Word of mouth. Viral video. Buzz. Marketing colloquialisms today sound like a chronic illness. Fact is, average marketers don’t seem to get the art of online marketing. Most seem to think that good e-marketing is putting an ad online for people to print, or texting a coupon to someone’s smart phone. By extension, an online video is just a 10 second snippet of a TV commercial. The problem with this perspective is it’s audience-negligent. No one wants to watch a TV commercial online, especially if they’re just going to TIVO right past it…no matter how funny it might be. No, online videos are a creation unto themselves. They’re somewhere between TV show and advertisement. In fact, a good online video differentiates itself from an advertisement based on 4 key features:
1. It’s narrative. This isn’t rocket science: People like stories. People who like stories like to forward stories.

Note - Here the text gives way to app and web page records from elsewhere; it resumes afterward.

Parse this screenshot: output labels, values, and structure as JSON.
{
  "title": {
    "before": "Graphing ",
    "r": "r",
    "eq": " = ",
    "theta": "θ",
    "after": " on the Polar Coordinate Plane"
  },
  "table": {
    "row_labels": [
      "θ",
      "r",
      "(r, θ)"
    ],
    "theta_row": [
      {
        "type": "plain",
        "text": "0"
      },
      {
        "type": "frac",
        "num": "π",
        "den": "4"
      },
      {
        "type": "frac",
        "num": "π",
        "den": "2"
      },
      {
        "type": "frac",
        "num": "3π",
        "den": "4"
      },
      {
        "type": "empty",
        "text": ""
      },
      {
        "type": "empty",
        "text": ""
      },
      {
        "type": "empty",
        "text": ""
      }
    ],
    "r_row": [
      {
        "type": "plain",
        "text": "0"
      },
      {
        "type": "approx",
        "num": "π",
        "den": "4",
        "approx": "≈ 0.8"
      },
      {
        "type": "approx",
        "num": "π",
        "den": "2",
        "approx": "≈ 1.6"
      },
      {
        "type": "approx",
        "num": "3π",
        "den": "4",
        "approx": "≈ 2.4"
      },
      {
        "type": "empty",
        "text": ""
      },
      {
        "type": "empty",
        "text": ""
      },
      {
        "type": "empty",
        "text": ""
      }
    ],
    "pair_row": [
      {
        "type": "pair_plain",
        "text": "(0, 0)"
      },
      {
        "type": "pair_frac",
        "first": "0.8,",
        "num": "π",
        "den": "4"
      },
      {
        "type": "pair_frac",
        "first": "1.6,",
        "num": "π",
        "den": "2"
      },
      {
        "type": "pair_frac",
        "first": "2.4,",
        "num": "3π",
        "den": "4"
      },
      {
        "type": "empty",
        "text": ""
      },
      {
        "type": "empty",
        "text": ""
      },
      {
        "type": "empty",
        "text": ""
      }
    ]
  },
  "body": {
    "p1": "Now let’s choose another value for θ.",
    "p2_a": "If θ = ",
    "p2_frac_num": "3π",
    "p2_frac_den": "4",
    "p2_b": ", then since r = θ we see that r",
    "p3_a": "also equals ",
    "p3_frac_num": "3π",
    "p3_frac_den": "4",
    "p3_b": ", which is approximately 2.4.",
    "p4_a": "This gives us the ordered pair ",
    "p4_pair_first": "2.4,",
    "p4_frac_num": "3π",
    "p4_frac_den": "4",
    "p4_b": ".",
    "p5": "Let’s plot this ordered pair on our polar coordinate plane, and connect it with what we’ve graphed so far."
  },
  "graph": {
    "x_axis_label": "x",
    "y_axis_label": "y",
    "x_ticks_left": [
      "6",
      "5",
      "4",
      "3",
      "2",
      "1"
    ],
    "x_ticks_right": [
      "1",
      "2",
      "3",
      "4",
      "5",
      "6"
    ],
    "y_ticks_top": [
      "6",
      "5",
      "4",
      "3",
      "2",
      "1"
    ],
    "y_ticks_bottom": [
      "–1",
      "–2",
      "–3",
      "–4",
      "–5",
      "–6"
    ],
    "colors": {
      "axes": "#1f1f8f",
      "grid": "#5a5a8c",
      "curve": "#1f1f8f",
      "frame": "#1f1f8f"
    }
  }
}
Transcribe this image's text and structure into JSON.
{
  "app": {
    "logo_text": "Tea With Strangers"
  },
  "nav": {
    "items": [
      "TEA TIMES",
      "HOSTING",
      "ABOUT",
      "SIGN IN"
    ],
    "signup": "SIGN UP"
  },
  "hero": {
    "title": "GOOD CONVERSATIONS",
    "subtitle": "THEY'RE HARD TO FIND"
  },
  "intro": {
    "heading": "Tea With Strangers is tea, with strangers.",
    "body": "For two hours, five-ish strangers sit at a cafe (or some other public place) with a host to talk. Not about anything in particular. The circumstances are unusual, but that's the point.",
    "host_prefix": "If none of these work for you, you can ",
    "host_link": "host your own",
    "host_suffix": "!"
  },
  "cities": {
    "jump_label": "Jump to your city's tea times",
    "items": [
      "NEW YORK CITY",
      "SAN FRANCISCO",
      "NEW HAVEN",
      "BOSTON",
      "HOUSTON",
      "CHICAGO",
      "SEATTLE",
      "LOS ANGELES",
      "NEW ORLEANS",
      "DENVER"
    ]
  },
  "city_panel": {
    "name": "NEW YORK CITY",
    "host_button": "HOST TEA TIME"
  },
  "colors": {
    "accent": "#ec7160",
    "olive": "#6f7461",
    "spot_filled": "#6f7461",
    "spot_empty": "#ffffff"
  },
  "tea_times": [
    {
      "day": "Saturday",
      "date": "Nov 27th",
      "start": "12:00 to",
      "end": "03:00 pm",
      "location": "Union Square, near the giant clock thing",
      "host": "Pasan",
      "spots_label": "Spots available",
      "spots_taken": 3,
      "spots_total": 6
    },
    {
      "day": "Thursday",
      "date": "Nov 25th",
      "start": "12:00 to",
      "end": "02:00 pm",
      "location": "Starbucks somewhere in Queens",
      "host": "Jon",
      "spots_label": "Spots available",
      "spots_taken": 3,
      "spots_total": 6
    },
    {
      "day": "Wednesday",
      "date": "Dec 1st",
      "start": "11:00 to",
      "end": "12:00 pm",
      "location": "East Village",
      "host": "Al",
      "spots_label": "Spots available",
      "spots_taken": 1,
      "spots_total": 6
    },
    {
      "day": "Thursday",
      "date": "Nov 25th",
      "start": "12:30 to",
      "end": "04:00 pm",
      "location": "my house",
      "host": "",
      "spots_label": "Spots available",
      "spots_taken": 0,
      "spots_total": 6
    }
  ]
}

People who receive forwarded stories in turn forward the stories. And so on.
2. It’s different and edgy. A viral video is a unique media creation, something that you wouldn’t see on TV. It’s humor, presentation, and delivery are unexpected and even edgy. Unfortunately, many marketers translate this into a liberal presentation of questionable content that can’t be shown on television. This perspective misses the mark, and, frankly, it’s overdone. A viral video is uniquely interesting, in the same way The Office was uniquely funny when it first aired on NBC. It redefines what entertainment is and can be.
3. It’s time-sensitive. Many people say that a viral video should be 30 seconds to a minute. But I say, “It depends”. Generally, if you can get a good entertaining story in 30 seconds or less, then do it. The point: be concise. Don’t go over, don’t go under.
4. It’s cultural. I don’t mean that a viral video should be a Discovery-channel exposition of the mores of a society. No, a viral video is culturally relevant, pointing out or even poking fun at the underlying standard operating procedures that often go unnoticed or under-recognized in society. In this way, viral videos may even be irreverent. To this point, one may say that a viral video is satirical, and I completely agree. Think David Letterman and Rupert Jee. Heck, think Mark Twain. He would be the virtual Bull in a China Shop if he lived a century and a half later.
Here’s a video that hits all 4 principles of a good viral video: